_Assignment_:
Every line in the records below that holds "Pain" must be identified and copied.

_Exercise material_:
((

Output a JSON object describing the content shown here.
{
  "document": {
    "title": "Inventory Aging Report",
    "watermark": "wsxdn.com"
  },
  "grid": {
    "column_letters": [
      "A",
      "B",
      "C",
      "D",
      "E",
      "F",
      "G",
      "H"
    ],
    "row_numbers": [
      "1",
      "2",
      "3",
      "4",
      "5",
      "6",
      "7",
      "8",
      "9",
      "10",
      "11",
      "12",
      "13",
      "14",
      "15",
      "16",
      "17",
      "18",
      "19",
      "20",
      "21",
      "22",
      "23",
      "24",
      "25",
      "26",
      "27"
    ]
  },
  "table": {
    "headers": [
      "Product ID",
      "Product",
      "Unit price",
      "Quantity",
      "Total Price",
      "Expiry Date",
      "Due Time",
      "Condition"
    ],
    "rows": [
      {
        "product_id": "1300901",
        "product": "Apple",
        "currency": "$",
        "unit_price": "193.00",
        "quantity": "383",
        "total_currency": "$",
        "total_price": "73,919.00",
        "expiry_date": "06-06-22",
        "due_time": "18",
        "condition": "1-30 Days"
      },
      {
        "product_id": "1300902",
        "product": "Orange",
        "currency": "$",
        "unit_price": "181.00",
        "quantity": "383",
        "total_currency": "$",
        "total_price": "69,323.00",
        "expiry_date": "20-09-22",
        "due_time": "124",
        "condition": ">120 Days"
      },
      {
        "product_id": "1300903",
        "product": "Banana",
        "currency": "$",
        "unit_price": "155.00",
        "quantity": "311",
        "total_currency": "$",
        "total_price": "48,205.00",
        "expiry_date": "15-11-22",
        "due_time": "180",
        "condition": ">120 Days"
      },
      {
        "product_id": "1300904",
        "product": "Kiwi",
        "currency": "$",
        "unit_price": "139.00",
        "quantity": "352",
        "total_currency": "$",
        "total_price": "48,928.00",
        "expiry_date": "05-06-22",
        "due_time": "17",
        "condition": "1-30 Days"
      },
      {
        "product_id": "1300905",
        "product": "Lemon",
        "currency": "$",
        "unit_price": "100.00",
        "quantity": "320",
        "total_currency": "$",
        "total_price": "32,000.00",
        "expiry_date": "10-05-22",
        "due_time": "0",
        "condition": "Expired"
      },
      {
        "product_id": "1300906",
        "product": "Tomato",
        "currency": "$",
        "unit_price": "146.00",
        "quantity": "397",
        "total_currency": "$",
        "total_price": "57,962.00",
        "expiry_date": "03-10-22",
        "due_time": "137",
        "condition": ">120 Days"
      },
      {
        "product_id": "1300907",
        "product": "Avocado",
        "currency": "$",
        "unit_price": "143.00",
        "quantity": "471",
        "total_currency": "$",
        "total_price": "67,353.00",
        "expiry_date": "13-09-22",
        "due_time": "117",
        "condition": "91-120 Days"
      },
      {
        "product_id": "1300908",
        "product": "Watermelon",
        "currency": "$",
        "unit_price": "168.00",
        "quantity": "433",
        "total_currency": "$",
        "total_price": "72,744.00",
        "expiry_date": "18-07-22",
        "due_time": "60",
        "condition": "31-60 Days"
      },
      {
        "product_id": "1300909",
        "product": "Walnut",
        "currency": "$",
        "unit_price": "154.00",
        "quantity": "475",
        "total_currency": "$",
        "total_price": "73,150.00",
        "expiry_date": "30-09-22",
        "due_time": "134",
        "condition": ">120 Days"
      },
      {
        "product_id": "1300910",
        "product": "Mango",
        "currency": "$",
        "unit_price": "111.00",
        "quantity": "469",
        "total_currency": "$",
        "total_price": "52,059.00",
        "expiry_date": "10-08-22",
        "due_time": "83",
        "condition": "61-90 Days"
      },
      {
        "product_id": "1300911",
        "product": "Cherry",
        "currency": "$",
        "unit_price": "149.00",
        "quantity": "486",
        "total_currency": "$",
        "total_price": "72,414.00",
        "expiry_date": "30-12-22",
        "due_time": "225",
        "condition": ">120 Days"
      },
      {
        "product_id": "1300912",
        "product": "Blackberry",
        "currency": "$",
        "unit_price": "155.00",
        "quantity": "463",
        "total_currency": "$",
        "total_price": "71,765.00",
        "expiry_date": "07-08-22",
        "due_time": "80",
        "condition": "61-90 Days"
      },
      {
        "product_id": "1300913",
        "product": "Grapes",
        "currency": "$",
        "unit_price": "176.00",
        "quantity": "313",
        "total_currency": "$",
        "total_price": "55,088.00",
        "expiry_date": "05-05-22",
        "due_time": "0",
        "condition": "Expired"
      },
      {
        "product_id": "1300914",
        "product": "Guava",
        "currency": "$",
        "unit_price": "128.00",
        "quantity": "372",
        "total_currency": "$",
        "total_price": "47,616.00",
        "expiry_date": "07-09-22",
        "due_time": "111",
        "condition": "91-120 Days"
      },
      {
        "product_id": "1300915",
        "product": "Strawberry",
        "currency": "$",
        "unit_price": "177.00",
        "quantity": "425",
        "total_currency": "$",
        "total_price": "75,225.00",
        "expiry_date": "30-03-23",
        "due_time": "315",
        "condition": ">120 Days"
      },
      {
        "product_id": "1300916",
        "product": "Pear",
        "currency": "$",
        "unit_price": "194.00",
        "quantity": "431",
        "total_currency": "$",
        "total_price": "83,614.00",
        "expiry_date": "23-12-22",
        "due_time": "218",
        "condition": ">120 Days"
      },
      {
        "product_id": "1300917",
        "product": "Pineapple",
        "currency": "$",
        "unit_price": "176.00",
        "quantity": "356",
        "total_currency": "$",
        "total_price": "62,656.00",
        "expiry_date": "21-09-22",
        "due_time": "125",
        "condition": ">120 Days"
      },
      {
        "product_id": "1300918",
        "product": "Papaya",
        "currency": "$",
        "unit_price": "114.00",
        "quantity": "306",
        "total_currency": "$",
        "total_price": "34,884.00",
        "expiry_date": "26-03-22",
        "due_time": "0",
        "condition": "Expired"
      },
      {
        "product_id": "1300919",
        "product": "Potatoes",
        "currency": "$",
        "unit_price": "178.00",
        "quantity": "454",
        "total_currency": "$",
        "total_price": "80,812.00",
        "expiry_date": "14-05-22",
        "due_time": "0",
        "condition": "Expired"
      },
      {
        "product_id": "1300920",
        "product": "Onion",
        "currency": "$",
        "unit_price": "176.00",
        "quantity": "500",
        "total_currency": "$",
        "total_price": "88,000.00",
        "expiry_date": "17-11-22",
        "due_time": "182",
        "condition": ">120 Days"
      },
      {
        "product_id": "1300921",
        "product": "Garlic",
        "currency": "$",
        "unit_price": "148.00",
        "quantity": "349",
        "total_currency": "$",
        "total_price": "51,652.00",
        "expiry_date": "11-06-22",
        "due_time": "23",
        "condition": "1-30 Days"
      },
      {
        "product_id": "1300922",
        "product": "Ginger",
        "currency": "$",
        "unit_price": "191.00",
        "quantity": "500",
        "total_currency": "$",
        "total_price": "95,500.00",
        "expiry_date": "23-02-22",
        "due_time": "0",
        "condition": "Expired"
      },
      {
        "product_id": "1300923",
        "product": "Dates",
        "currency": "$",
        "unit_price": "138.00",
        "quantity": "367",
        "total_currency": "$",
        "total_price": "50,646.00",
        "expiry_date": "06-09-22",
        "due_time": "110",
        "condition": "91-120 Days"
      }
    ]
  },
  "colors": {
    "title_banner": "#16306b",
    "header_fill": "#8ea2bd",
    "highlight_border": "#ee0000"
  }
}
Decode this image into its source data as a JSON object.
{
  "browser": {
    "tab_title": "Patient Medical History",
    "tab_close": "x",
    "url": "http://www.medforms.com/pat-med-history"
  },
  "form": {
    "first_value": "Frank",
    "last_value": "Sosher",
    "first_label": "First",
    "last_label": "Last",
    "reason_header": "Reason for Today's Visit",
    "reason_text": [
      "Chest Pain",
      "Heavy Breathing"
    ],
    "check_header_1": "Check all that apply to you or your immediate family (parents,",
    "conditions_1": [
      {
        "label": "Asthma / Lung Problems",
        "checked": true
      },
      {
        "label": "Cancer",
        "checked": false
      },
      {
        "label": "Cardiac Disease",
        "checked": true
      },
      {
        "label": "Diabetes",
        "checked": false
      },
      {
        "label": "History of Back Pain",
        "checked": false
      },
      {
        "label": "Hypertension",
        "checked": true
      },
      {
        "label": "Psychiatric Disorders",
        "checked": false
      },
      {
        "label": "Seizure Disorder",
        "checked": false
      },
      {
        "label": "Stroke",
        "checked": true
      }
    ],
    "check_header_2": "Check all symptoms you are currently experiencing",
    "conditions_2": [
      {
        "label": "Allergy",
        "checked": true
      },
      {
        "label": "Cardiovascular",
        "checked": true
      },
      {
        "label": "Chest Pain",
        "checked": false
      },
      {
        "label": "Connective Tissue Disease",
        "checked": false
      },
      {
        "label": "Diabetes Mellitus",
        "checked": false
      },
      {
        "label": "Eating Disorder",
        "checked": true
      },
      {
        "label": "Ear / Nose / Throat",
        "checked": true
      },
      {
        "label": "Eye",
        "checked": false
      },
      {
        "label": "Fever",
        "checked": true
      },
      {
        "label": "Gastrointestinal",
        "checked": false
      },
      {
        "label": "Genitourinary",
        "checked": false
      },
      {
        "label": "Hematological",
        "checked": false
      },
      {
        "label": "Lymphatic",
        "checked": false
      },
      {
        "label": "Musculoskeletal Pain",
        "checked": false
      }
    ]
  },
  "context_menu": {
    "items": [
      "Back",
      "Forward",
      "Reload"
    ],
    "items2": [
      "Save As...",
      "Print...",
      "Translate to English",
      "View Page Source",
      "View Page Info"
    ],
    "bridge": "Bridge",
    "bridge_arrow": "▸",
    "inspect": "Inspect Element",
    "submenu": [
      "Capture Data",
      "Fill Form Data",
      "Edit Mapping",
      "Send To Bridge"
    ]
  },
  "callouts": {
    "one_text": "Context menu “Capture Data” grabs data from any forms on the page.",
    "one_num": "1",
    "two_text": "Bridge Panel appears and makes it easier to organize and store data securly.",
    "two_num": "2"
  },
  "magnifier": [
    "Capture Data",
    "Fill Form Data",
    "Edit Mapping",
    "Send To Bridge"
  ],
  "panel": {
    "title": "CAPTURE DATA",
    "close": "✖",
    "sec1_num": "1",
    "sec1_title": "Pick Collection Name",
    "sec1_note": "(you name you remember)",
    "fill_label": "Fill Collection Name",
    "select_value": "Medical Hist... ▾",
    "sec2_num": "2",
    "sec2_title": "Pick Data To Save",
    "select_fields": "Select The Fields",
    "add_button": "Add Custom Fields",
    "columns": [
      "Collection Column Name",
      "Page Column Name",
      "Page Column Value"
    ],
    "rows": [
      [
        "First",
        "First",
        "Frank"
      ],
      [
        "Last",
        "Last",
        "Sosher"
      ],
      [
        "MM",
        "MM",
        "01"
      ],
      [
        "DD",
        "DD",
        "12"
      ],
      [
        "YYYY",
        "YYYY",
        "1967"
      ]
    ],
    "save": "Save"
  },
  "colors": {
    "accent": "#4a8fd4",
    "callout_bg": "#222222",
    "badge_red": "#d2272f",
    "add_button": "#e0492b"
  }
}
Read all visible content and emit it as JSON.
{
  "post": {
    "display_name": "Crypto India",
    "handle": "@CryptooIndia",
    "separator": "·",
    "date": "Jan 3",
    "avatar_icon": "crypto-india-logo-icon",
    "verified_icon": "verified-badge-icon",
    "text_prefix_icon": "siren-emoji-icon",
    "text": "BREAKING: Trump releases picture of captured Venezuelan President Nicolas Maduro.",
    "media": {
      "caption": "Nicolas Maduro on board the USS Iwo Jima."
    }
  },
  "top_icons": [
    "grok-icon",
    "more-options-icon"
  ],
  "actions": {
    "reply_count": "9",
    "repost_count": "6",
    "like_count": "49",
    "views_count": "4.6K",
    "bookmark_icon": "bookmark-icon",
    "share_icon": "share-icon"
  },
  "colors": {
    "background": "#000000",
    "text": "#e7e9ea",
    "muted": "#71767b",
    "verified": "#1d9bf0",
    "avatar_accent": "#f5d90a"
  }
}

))

_Problem solution_:
      "Chest Pain",
        "label": "History of Back Pain",
        "label": "Chest Pain",
        "label": "Musculoskeletal Pain",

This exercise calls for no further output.